Question: bluish white smoke
Answer #1camarosx2 January 08, 2010, 20:28Rookie
how many miles are on it? Have you been been adding fluids(oil or coolant)
Replycamarosx2, January 13, 2010, 10:12Rookie
that sounds to me like excessive carbon buildup caused by short drives, see when you only drive for a few miles then the engine never has a chance to fully warm up and that will cause carbon to build up, to avoid this you will want to let your car warm up for a full 5-10 mins before leaving, no matter what the temp is and go down the highway from time to time that should really help to burn up the carbon and keep it from forming also make sure that the pcv valve is in good working order but I would definately run a 3 part fuel system cleaner through the engine, it comes in a kit including fuel tank additive, throttle body cleaner and top engine cleaner. to clean the throttle body with the engine off remove the intake boot and spray the throttle valve and inside the body itself with the cleaner from the kit also for this I like to use an old soft bristle toothbrush to help loosen the caked on carbon buildup, after that is clean reinstall the intake boot and start the engine you will need to hold the gas pedal to the floor until it starts to clear the flood that was just caused with the throttle body cleaner, next make sure you add the bottle labeled for the gas tank to the gas tank cause there is a difference between the two and for the final bottle you will need one of two different style feed devices there are two types to choose from one hooks up to a vaccum line and engine vaccum draws the treatment in and the other hooks up to shop air and the shrader valve on your cars fuel line this style is much more effective, but requires fuel pump be disabled by removing its fuse or relay and MAKE SURE THE GAS CAP IS OFF to releive pressure in the tank

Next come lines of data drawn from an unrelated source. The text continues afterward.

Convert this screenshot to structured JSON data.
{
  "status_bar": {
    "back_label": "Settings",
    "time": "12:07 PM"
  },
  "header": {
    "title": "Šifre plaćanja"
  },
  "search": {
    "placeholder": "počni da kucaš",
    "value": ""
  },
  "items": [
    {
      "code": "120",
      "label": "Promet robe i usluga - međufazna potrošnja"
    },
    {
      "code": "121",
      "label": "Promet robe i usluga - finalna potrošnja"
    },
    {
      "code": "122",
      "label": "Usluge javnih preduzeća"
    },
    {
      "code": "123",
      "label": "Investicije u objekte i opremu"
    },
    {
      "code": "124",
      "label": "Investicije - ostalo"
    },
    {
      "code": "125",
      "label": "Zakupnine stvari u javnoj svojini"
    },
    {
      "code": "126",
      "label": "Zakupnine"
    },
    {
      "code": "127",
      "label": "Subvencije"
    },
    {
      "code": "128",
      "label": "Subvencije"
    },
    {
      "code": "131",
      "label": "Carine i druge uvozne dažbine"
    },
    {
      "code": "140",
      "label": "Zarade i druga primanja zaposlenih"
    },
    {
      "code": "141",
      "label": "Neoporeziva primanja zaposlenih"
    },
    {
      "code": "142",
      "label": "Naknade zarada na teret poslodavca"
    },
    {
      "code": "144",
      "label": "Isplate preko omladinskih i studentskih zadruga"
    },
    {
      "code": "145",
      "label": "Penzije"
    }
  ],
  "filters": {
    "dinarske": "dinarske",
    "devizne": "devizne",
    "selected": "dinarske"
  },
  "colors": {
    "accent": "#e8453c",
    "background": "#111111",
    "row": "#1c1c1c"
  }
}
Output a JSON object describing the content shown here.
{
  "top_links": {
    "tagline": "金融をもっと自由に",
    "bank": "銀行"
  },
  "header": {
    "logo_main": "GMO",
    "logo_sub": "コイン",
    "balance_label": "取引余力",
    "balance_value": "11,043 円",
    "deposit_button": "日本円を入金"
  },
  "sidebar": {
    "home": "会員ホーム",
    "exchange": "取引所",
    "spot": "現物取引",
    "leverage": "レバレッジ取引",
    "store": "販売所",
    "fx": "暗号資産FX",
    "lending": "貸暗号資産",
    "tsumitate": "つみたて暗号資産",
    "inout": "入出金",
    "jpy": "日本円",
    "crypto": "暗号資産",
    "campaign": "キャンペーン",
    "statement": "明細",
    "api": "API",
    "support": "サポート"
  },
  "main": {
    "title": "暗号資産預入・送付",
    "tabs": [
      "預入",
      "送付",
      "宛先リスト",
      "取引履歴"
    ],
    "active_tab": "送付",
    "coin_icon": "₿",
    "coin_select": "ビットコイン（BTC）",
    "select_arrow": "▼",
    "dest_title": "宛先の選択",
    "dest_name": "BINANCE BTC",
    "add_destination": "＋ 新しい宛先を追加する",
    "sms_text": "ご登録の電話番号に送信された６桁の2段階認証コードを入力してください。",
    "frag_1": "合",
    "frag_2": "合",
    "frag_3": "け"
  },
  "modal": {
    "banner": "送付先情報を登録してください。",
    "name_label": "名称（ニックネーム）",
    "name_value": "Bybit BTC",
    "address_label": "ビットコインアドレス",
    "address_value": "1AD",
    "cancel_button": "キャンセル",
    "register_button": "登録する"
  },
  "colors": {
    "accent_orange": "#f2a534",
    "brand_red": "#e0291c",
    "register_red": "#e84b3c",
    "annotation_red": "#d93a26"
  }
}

patrick mannion from Greg Solow's Engine Room, January 09, 2010, 14:32Master
If the engine has higher mileage or perhaps not so frequent oil changes perhaps it is oil consumption due to worn valve guides or seals or just worn piston rings. These engines do blow head gaskets. The most accurate way to test for a blown head gasket on a gasoline engine is to test for the presence of carbon monoxide in the cooling system. Snap-On, Matco (part # CO 2000), and Napa sell a tool to check to carry out this test. Another link to a supplier of this tool is http://www.etoolcart.com/combustion-leak-detector-lis7550.... Carbon Monoxide is only present if there is a blown head gasket or cracked cylinder head. http://www.arrowheadradiator.com/head_gasket_or_combustio... I think the napa part number 700-1006. http://www.blockchek.com/instructions.htm . Signs of a blown head gasket are coolant loss (frequently have to top up the coolant level of the engine without seeing an obvious leak), experiencing over heating or rough engine running or the presence of white sweet smelling steam from the exhaust. A badly blown head gasket may allow engine coolant and oil to mix.
Replymistabigchief, January 13, 2010, 06:24Rookie
it has 119,600 miles fluids are fine no water in the oil or vice versa. but i am noticing that it does use a bit more gas than most 4 bangers i've ever had. don't drive far or much, work and back just over a mile. i even have the records from the past owners tune ups.